Work item: On every line of the listing, check for "value"; copy the lines that have it.
___ Supplied records ___
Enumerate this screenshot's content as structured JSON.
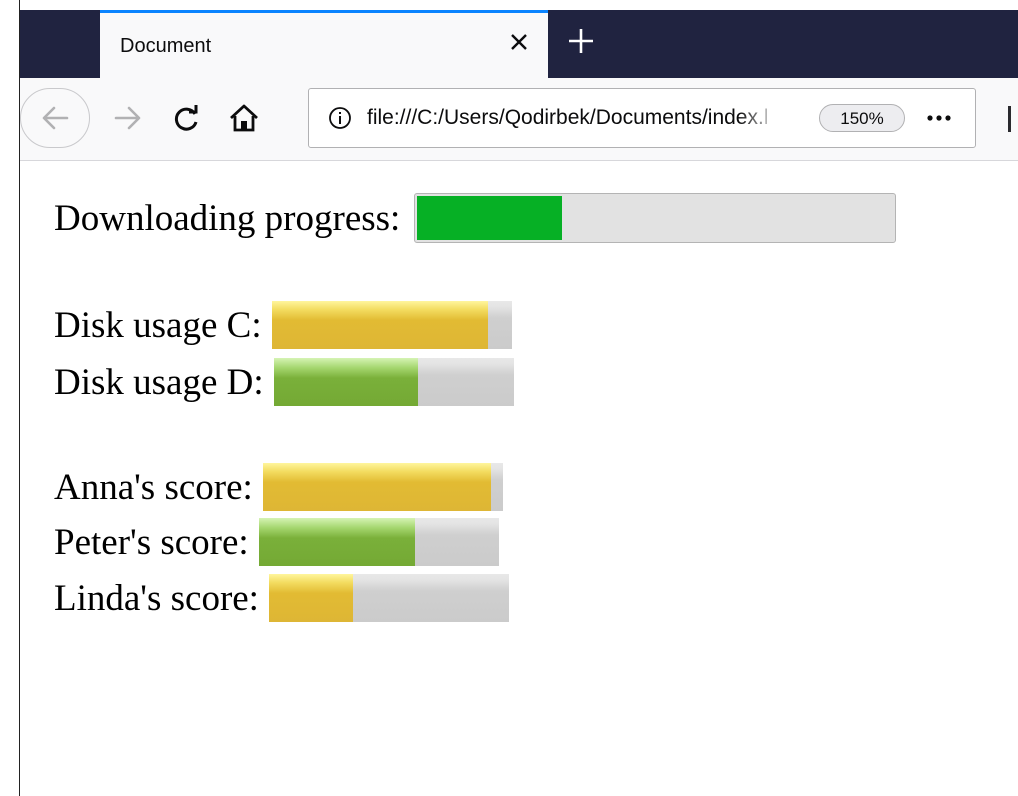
{
  "tab": {
    "title": "Document"
  },
  "navbar": {
    "url": "file:///C:/Users/Qodirbek/Documents/index.html",
    "zoom": "150%"
  },
  "content": {
    "download": {
      "label": "Downloading progress:",
      "value": 0.31
    },
    "disks": [
      {
        "label": "Disk usage C:",
        "value": 0.9,
        "color": "yellow"
      },
      {
        "label": "Disk usage D:",
        "value": 0.6,
        "color": "green"
      }
    ],
    "scores": [
      {
        "label": "Anna's score:",
        "value": 0.95,
        "color": "yellow"
      },
      {
        "label": "Peter's score:",
        "value": 0.65,
        "color": "green"
      },
      {
        "label": "Linda's score:",
        "value": 0.35,
        "color": "yellow"
      }
    ]
  },
  "colors": {
    "tabstrip": "#202340",
    "tab_accent": "#0a84ff",
    "progress_green": "#06b025",
    "meter_yellow": "#e2bb33",
    "meter_green": "#7ab03a"
  }
}
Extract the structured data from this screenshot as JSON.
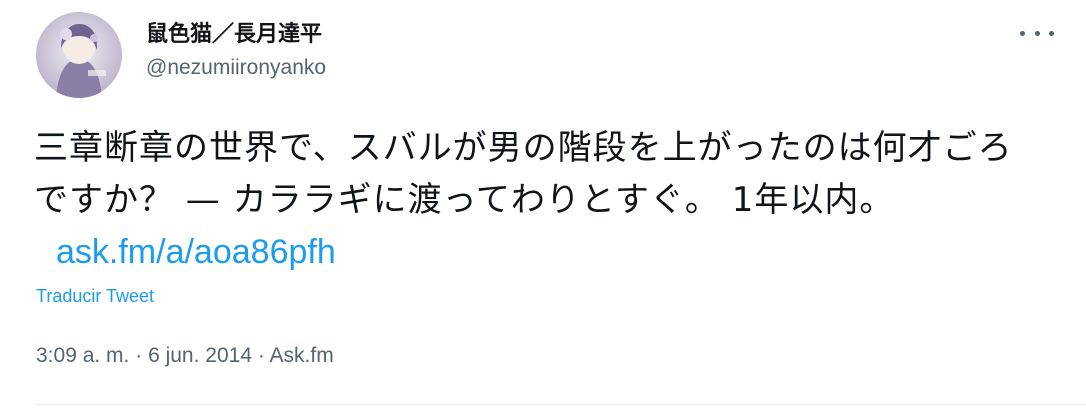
{
  "user": {
    "display_name": "鼠色猫／長月達平",
    "handle": "@nezumiironyanko"
  },
  "tweet": {
    "text": "三章断章の世界で、スバルが男の階段を上がったのは何才ごろですか？ — カララギに渡ってわりとすぐ。 1年以内。",
    "link": "ask.fm/a/aoa86pfh",
    "translate_label": "Traducir Tweet",
    "time": "3:09 a. m.",
    "date": "6 jun. 2014",
    "source": "Ask.fm",
    "separator": "·"
  },
  "icons": {
    "more": "more-horizontal-icon",
    "avatar": "user-avatar"
  },
  "colors": {
    "link": "#1d9bf0",
    "secondary_text": "#536471",
    "primary_text": "#0f1419"
  }
}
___
Completed task:
      "value": 0.31
        "value": 0.9,
        "value": 0.6,
        "value": 0.95,
        "value": 0.65,
        "value": 0.35,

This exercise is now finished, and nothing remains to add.